_EXERCISE PROMPT_. Please return every record exactly as written, leaving out the pictures.

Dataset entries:
•••••
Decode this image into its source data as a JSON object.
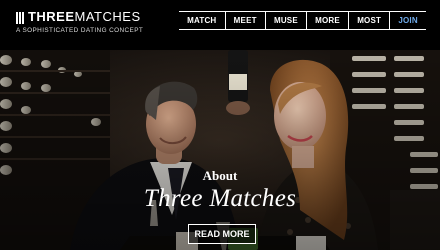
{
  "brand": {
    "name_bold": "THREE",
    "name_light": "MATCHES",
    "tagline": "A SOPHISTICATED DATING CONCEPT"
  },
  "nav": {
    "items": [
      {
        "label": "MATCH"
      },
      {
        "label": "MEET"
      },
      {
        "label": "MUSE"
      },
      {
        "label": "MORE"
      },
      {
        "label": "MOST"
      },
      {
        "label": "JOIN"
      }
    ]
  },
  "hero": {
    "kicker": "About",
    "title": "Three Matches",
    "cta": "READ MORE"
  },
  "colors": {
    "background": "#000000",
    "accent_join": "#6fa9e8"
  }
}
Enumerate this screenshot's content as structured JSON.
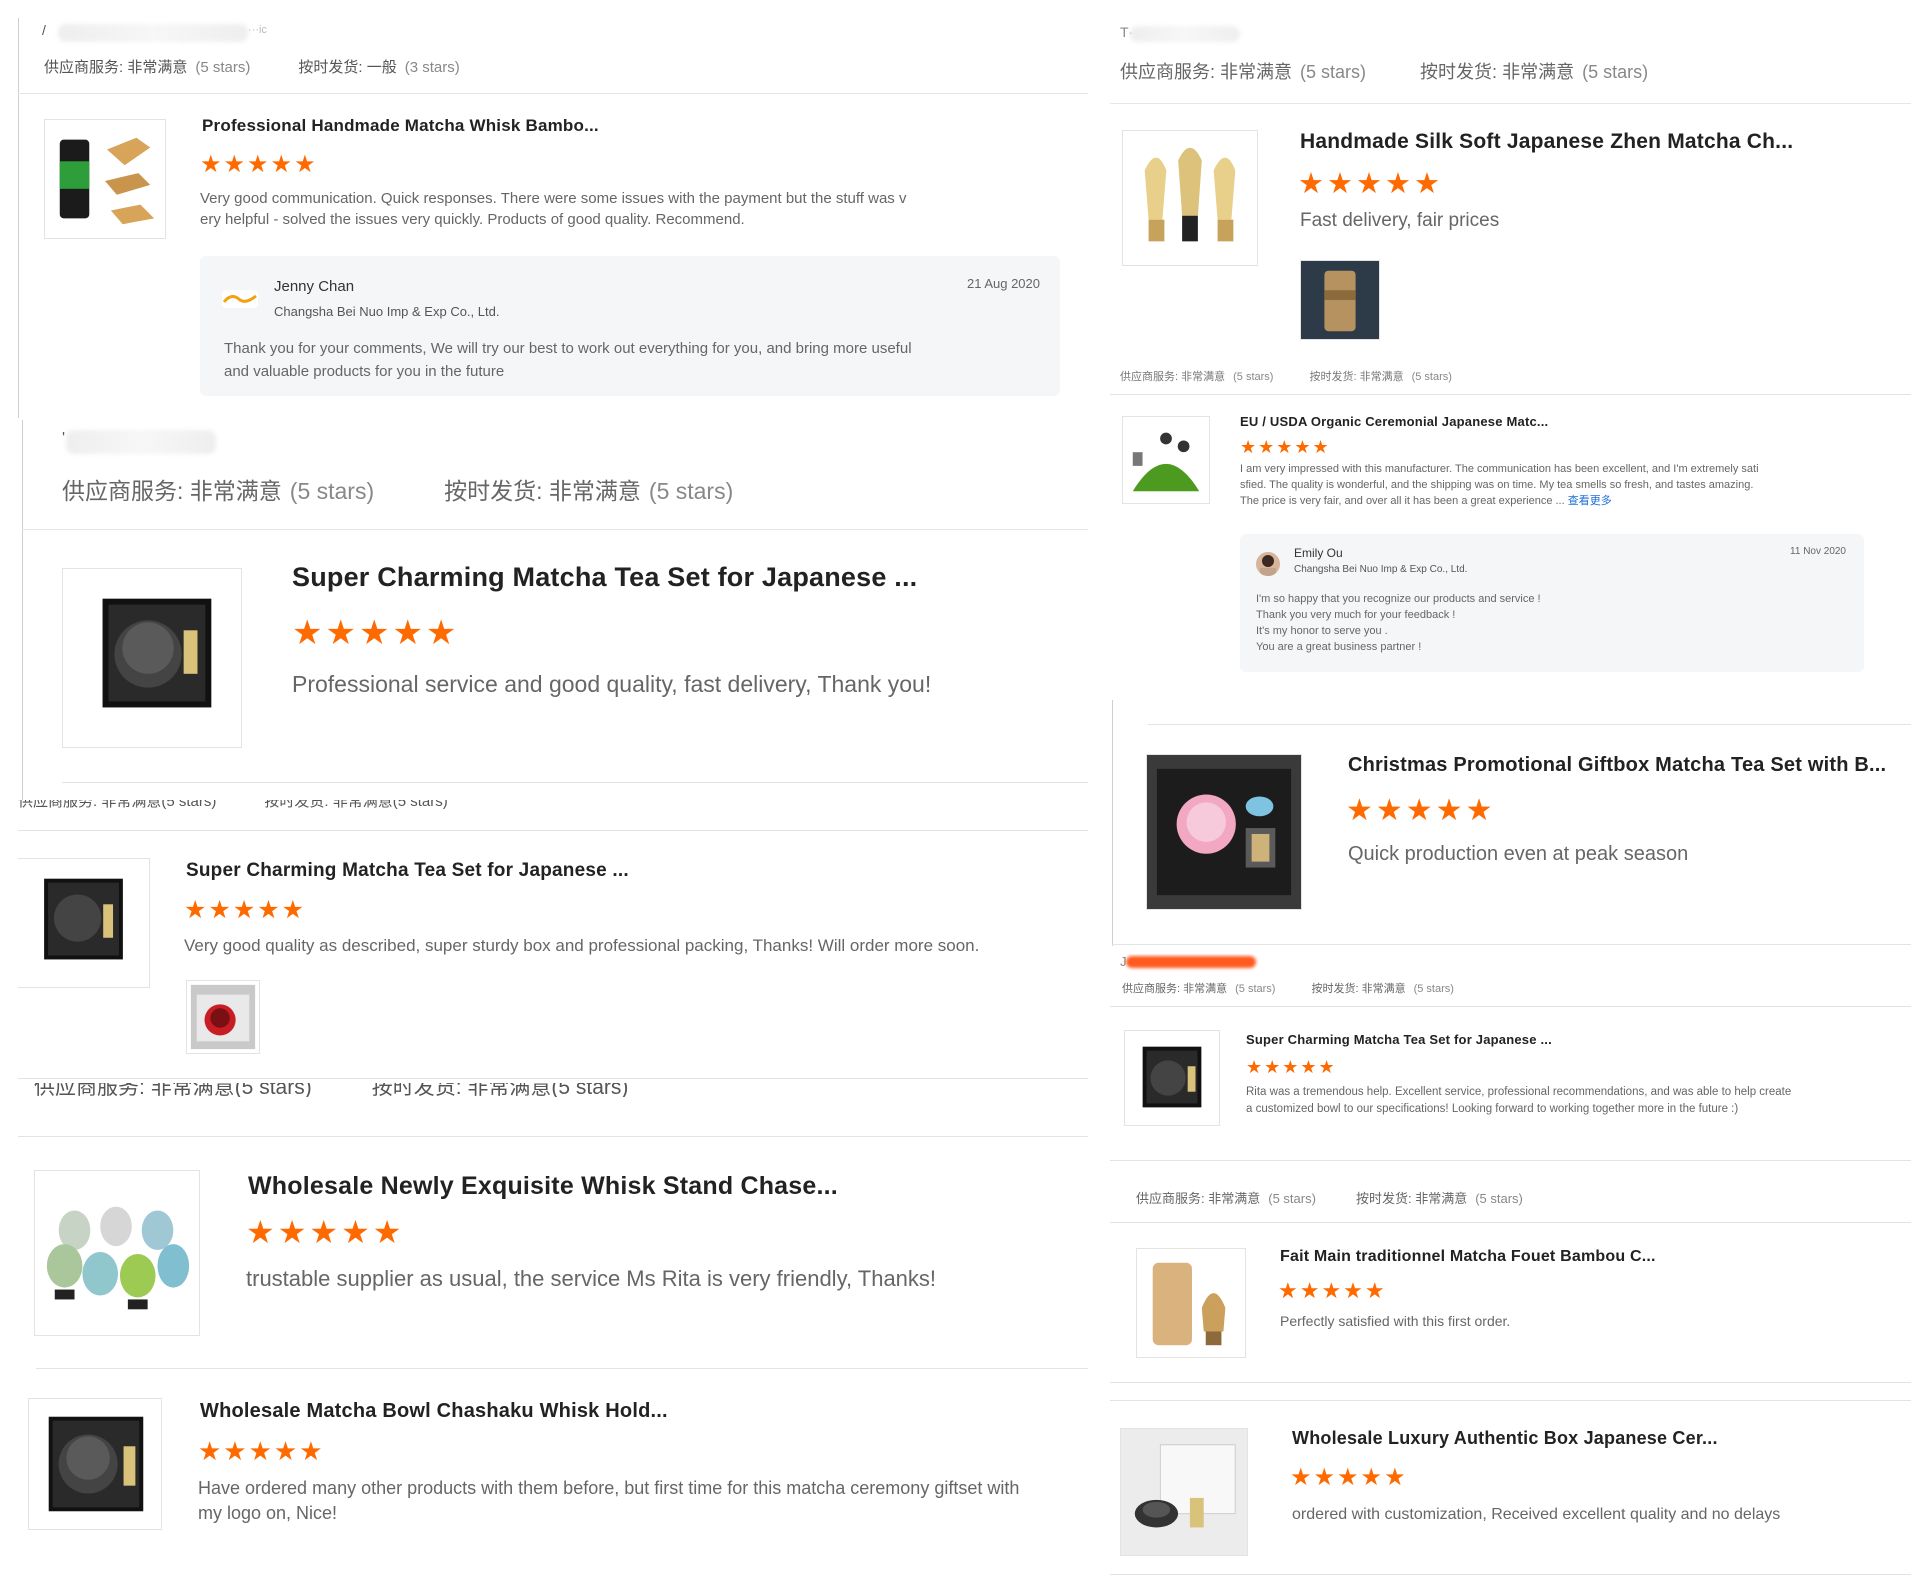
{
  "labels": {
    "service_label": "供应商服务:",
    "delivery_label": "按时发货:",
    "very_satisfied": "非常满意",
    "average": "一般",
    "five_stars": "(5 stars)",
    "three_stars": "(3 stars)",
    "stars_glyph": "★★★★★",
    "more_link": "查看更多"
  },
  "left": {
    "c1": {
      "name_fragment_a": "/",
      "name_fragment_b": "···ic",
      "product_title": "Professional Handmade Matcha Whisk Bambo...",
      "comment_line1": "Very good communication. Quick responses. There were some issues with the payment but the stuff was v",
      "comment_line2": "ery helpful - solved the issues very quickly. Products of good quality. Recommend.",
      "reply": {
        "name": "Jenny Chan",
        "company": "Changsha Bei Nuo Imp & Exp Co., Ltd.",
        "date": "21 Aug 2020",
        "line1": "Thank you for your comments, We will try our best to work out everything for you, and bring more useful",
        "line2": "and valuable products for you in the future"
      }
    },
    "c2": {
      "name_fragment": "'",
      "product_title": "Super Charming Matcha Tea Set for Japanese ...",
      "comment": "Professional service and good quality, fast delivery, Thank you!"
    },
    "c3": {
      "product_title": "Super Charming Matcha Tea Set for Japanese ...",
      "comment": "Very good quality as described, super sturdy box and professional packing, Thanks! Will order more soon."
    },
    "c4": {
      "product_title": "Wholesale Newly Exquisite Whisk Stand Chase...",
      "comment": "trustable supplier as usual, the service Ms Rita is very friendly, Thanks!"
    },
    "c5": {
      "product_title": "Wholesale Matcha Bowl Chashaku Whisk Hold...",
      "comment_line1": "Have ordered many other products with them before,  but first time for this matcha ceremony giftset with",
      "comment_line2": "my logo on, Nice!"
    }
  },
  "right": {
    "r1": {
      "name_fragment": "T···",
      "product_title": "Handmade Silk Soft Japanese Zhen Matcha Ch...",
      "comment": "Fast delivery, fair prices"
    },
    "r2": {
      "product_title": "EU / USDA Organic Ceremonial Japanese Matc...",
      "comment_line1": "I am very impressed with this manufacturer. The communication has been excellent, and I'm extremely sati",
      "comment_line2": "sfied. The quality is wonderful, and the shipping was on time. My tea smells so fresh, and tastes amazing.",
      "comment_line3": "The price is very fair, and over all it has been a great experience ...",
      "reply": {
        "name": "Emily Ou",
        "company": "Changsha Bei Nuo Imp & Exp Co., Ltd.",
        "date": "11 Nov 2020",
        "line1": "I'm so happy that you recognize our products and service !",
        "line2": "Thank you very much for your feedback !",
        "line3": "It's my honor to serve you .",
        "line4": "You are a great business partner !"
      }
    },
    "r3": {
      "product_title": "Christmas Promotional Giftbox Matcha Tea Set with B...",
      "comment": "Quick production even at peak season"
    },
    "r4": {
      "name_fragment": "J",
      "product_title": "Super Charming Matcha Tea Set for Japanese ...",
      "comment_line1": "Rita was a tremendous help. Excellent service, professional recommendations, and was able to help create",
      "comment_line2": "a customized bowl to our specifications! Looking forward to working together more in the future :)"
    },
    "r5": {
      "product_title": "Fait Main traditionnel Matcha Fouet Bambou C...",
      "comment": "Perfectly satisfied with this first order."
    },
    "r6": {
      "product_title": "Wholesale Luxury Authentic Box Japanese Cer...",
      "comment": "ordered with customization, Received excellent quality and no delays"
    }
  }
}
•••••
_SOLUTION TO THE PROBLEM_.
Decode this image into its source data as a JSON object.
{
  "brand": {
    "name_bold": "THREE",
    "name_light": "MATCHES",
    "tagline": "A SOPHISTICATED DATING CONCEPT"
  },
  "nav": {
    "items": [
      {
        "label": "MATCH"
      },
      {
        "label": "MEET"
      },
      {
        "label": "MUSE"
      },
      {
        "label": "MORE"
      },
      {
        "label": "MOST"
      },
      {
        "label": "JOIN"
      }
    ]
  },
  "hero": {
    "kicker": "About",
    "title": "Three Matches",
    "cta": "READ MORE"
  },
  "colors": {
    "background": "#000000",
    "accent_join": "#6fa9e8"
  }
}
Enumerate this screenshot's content as structured JSON.
{
  "labels": {
    "service_label": "供应商服务:",
    "delivery_label": "按时发货:",
    "very_satisfied": "非常满意",
    "average": "一般",
    "five_stars": "(5 stars)",
    "three_stars": "(3 stars)",
    "stars_glyph": "★★★★★",
    "more_link": "查看更多"
  },
  "left": {
    "c1": {
      "name_fragment_a": "/",
      "name_fragment_b": "···ic",
      "product_title": "Professional Handmade Matcha Whisk Bambo...",
      "comment_line1": "Very good communication. Quick responses. There were some issues with the payment but the stuff was v",
      "comment_line2": "ery helpful - solved the issues very quickly. Products of good quality. Recommend.",
      "reply": {
        "name": "Jenny Chan",
        "company": "Changsha Bei Nuo Imp & Exp Co., Ltd.",
        "date": "21 Aug 2020",
        "line1": "Thank you for your comments, We will try our best to work out everything for you, and bring more useful",
        "line2": "and valuable products for you in the future"
      }
    },
    "c2": {
      "name_fragment": "'",
      "product_title": "Super Charming Matcha Tea Set for Japanese ...",
      "comment": "Professional service and good quality, fast delivery, Thank you!"
    },
    "c3": {
      "product_title": "Super Charming Matcha Tea Set for Japanese ...",
      "comment": "Very good quality as described, super sturdy box and professional packing, Thanks! Will order more soon."
    },
    "c4": {
      "product_title": "Wholesale Newly Exquisite Whisk Stand Chase...",
      "comment": "trustable supplier as usual, the service Ms Rita is very friendly, Thanks!"
    },
    "c5": {
      "product_title": "Wholesale Matcha Bowl Chashaku Whisk Hold...",
      "comment_line1": "Have ordered many other products with them before,  but first time for this matcha ceremony giftset with",
      "comment_line2": "my logo on, Nice!"
    }
  },
  "right": {
    "r1": {
      "name_fragment": "T···",
      "product_title": "Handmade Silk Soft Japanese Zhen Matcha Ch...",
      "comment": "Fast delivery, fair prices"
    },
    "r2": {
      "product_title": "EU / USDA Organic Ceremonial Japanese Matc...",
      "comment_line1": "I am very impressed with this manufacturer. The communication has been excellent, and I'm extremely sati",
      "comment_line2": "sfied. The quality is wonderful, and the shipping was on time. My tea smells so fresh, and tastes amazing.",
      "comment_line3": "The price is very fair, and over all it has been a great experience ...",
      "reply": {
        "name": "Emily Ou",
        "company": "Changsha Bei Nuo Imp & Exp Co., Ltd.",
        "date": "11 Nov 2020",
        "line1": "I'm so happy that you recognize our products and service !",
        "line2": "Thank you very much for your feedback !",
        "line3": "It's my honor to serve you .",
        "line4": "You are a great business partner !"
      }
    },
    "r3": {
      "product_title": "Christmas Promotional Giftbox Matcha Tea Set with B...",
      "comment": "Quick production even at peak season"
    },
    "r4": {
      "name_fragment": "J",
      "product_title": "Super Charming Matcha Tea Set for Japanese ...",
      "comment_line1": "Rita was a tremendous help. Excellent service, professional recommendations, and was able to help create",
      "comment_line2": "a customized bowl to our specifications! Looking forward to working together more in the future :)"
    },
    "r5": {
      "product_title": "Fait Main traditionnel Matcha Fouet Bambou C...",
      "comment": "Perfectly satisfied with this first order."
    },
    "r6": {
      "product_title": "Wholesale Luxury Authentic Box Japanese Cer...",
      "comment": "ordered with customization, Received excellent quality and no delays"
    }
  }
}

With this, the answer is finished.